Researcher breaks Wi-Fi’s Most Popular Encryption

Its 2017 and i’m sure most of you use wifi to connect internet. Specially if you are from India then i’m sure you use Jio hotspot to all your devices to connect to internet . Well if you are among those then i have a bad news for you. WPA2 ( Wi-Fi Protected Access  II ) is the security protocol we use to secure our internet connections. But recently a researcher Mathy Vanhoef of imec-DistriNet, KU Leuven found a flaw by which he was able to break this security protocol.

public disclosure is tomorrow, but “most or all correct implementations” of WPA2 are affected.

— Kenn White (@kennwhite) October 15, 2017

What is the risk ?

You might be asking well thats great that he have found the flaw but how will it affect me ? Well imagine this. You are connect in your home wifi network and chatting with your best friend and your neighbor ( a hacker guy ) looking at conversation. Or may be you are creating an account in your favorite shopping site and your neighbor ( a hacker guy ) see your login credentials. Scary right ?

Details About the attack

The bug, known as “KRACK” for Key Reinstallation Attack, exposes a fundamental flaw in WPA2, a common protocol used in securing most modern wireless networks. Mathy Vanhoef, a computer security academic, who found the flaw, said the weakness lies in the protocol’s four-way handshake, which securely allows new devices with a pre-shared password to join the network.
That weakness can, at its worst, allow an attacker to decrypt network traffic from a WPA2-enabled device, hijack connections, and inject content into the traffic stream.
In other words: hackers can eavesdrop on your network traffic.
The bug represents a complete breakdown of the WPA2 protocol, for both personal and enterprise devices — putting every supported device at risk.
Several researchers, including Vanhoef, have demonstrated valid attacks against the protocol. By far the most notable was in 2011 when a security researcher showed that an attacker could recover the code used in Wi-Fi Protected Setup, a feature that let users authenticate with a one-push button on the router, which could be easily cracked.
The details about the attack can be found in this website :

FAQ ( Taken from Krackattacks  )
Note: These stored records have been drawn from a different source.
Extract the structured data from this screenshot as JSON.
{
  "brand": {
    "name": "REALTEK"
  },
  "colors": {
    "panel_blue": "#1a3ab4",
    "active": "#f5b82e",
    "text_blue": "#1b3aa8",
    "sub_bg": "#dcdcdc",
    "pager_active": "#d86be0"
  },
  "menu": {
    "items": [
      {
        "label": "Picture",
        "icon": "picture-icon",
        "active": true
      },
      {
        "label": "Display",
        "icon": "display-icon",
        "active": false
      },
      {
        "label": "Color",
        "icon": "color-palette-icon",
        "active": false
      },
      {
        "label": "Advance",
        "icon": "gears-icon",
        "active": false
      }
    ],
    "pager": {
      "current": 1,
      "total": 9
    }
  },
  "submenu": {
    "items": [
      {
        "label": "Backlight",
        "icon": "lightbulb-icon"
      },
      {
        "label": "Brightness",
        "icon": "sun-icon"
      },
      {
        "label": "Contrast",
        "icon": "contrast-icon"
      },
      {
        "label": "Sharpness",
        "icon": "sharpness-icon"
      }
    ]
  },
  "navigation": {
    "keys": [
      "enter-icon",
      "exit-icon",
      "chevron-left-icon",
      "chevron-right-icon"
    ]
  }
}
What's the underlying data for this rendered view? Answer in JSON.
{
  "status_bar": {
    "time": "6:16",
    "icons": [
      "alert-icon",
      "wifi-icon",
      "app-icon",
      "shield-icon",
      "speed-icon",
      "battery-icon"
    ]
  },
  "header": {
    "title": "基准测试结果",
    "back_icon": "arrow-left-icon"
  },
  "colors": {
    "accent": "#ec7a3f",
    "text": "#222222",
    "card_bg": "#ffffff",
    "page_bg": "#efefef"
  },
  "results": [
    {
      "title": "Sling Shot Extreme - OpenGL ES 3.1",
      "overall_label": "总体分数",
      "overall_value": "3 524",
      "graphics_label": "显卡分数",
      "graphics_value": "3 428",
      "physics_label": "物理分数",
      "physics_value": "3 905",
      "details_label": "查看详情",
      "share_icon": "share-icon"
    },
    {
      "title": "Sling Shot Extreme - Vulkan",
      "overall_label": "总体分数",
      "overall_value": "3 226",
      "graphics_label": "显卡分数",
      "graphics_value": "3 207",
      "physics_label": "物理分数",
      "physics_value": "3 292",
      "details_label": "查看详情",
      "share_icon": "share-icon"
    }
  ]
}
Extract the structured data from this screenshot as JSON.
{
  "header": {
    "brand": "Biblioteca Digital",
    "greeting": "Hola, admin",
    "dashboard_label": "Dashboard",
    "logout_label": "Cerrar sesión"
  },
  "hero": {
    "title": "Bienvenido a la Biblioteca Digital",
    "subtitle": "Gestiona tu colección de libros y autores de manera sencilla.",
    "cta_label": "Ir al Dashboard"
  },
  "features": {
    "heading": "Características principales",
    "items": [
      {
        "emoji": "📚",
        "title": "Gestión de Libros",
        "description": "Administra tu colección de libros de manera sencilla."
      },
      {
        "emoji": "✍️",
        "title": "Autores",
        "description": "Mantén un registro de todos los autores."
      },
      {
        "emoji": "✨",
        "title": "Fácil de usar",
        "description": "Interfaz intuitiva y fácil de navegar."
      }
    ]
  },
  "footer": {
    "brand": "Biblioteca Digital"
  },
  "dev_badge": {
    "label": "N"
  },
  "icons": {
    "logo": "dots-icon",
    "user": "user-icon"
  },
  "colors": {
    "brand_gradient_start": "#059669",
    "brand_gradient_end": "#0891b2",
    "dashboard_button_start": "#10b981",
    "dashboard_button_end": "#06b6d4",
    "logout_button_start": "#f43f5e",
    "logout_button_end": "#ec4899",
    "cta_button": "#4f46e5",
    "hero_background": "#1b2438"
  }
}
Do we now need WPA3?
No, luckily implementations can be patched in a backwards-compatible manner. This means a patched client can still communicate with an unpatched access point, and vice versa. In other words, a patched client or access points sends exactly the same handshake messages as before, and at exactly the same moments in time. However, the security updates will assure a key is only installed once, preventing our attacks. So again, update all your devices once security updates are available.
Should I change my Wi-Fi password?
Changing the password of your Wi-Fi network does not prevent (or mitigate) the attack. So you do not have to update the password of your Wi-Fi network. Instead, you should make sure all your devices are updated, and you should also update the firmware of your router. After updating your router, you can optionally change the Wi-Fi password as an extra precaution.
I’m using WPA2 with only AES. That’s also vulnerable?
Yes, that network configuration is also vulnerable. The attack works against both WPA1 and WPA2, against personal and enterprise networks, and against any cipher suite being used (WPA-TKIP, AES-CCMP, and GCMP). So everyone should update their devices to prevent the attack!
Is my device vulnerable?
Probably. Any device that uses Wi-Fi is likely vulnerable. Contact your vendor for more information.
What if there are no security updates for my router?
Our main attack is against the 4-way handshake, and does not exploit access points, but instead targets clients. So it might be that your router does not require security updates. We strongly advise you to contact your vendor for more details. In general though, you can try to mitigate attacks against routers and access points by disabling client functionality (which is for example used in repeater modes) and disabling 802.11r (fast roaming). For ordinary home users, your priority should be updating clients such as laptops and smartphones.